Before huge swaths of Borneo were aggressively carved up to make way for palm-oil plantations and voracious logging, the whole island looked something like the Meratus Mountains. This 2,500sqkm range in southern Kalimantan has mist-laced, river-crossed peaks, dense jungles, steep valleys and jagged karst formations. They are also heavily populated with Borneo’s indigenous people, the Dayak, whose strong religious customs play to the soundtrack of the shaman’s drum.
The best way to experience this mystical mountain range is through homestays in the villages scattered along the many mountain trails. You can sleep in an atmospheric stilted longhouse between river rafting and trekking in some of the most stunning scenery in Southeast Asia.
Stocking up on supplies
You will need to source a driver and an English-speaking guide in the city of Banjarmasin or the town of Kandangan. Without them, the trip is considerably harder. They will help you communicate with the locals, and there are stories of over-ambitious travellers losing themselves – sometimes permanently - in the maze of trails that stitch themselves across this vast area.

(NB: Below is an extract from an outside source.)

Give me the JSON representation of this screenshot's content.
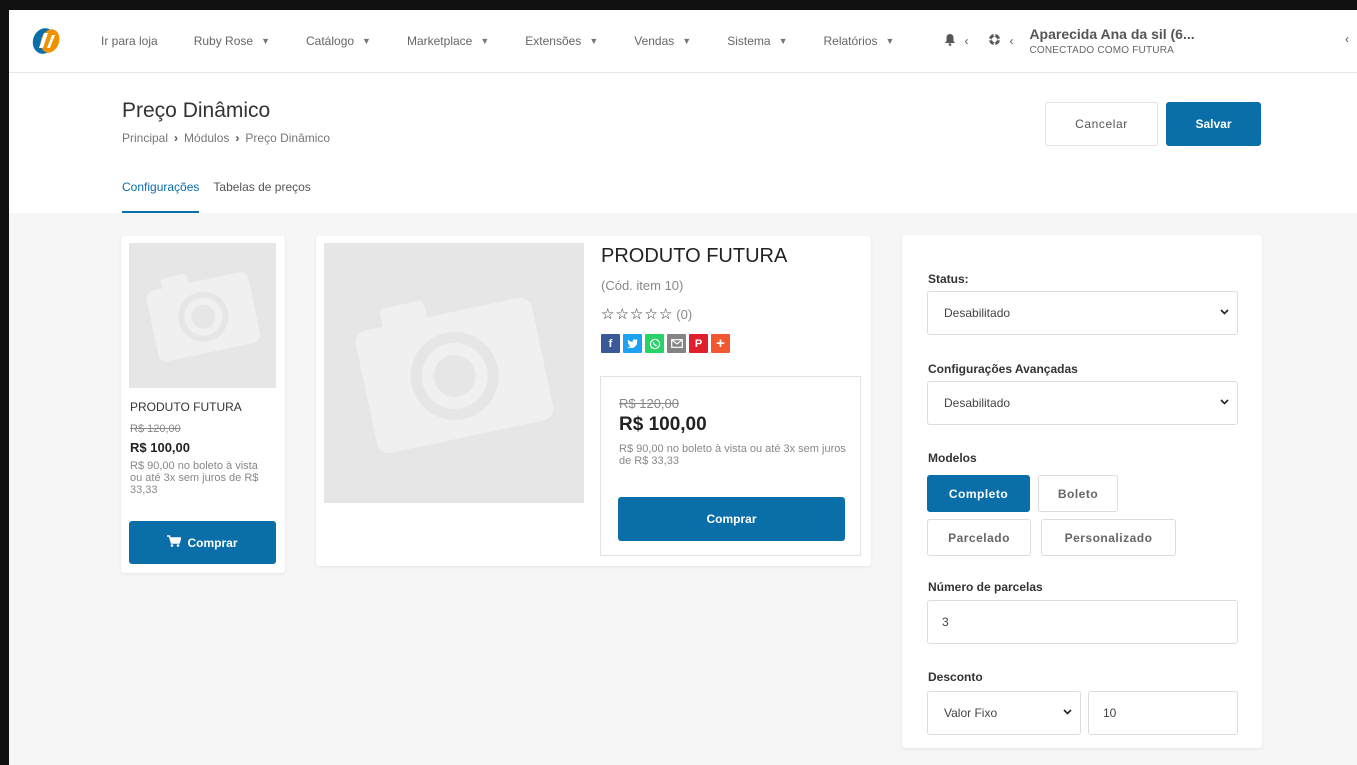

One and a half hours north of Kandangan is Loksado, a Dayak village at the base of the Meratus Mountains. This is the starting point for many treks and has a few guesthouses and basic restaurants. Mr Alut’s Guest House (Loksado; 0-81-3493-46147), located along the river, has cosy rooms with wood walls and warm blankets, as the temperature drops sharply at night.
From Loksado you will trek into the mountains by foot with your guide. At dusk, expect to see fireflies flickering, bats wheeling and the fringes of the pathway periodically lit by what seems like countless green eyes. Thankfully, it is not a sign that animals are watching you -- it is the bacterial phosphorescence of low level fungi. The whole experience is eerily beautiful, like a natural spectral funhouse.
Homestays in Dayak villages
With the Dayak’s history of headhunting and animism, few places on earth are as wrapped in such rugged mysticism. Indeed very little has changed in the last century: swidden (slash and burn) farming and ancient customs are still observed, and the shaman still holds sway in most villages, despite the presence of mobile phones and satellite TV.
Upon arrival at a village, you or your guide will need to ask the Kepala Kampung (village headman) for permission to stay the night, and a cash donation should also be made to him on your departure.
A homestay will most likely include a tour of the longhouse, where as many as thirty families used to live together under the same roof. Nowadays, villagers often have their own, separate houses, but the longhouse is still the nucleus of the village, where ceremonies and celebrations take place and prayers are made at the spirit altar.
If you are lucky, you may be able to see the village pembeliatn (shaman) at work. His job is to identify the bad spirits that are attaching themselves to the juus (soul) of a person, and by placing himself in a trance he is able to purify the afflicted soul. Also sought in times of marital distress and for blessings, the shaman is the link between the tangible and the mysterious forces lurking in the forest.
If you stay the night, it is likely you will be offered accommodation in the stilted longhouse, sleeping on a thin mattress and eating whatever food is offered to you. Children and adults often ask to see photos of your family back home, so make sure you have your camera with you. But if you want to take pictures, ask permission first.
Trekking and rafting
Treks can last anywhere from a few hours to three days, depending on your fitness level and how deep you want to penetrate the interior. One trek worth taking is to a series of pretty waterfalls past Harati village. They can be found by following the Amandit River upstream from Loksado for about eight kilometres. The climb becomes progressively harder as you reach the higher cascades, and it is recommended that you use a guide.
Do not miss the beautifully carved longhouse at the village of Malaris, a few miles away across the river from Loksado, once home to 32 families. Provided no ceremonies are taking place, it may be possible to stay here if your guide speaks to the headman.
A trip to the Meratus, especially when the river runs high, would not be complete without rafting on the Amandit River. The usual end-point is the village of Muara Tanuhi, about two hours downstream from Loksado; long enough to give you a taste of the rapids and a burst of adrenaline while passing through the atmospheric karst country and wild forest.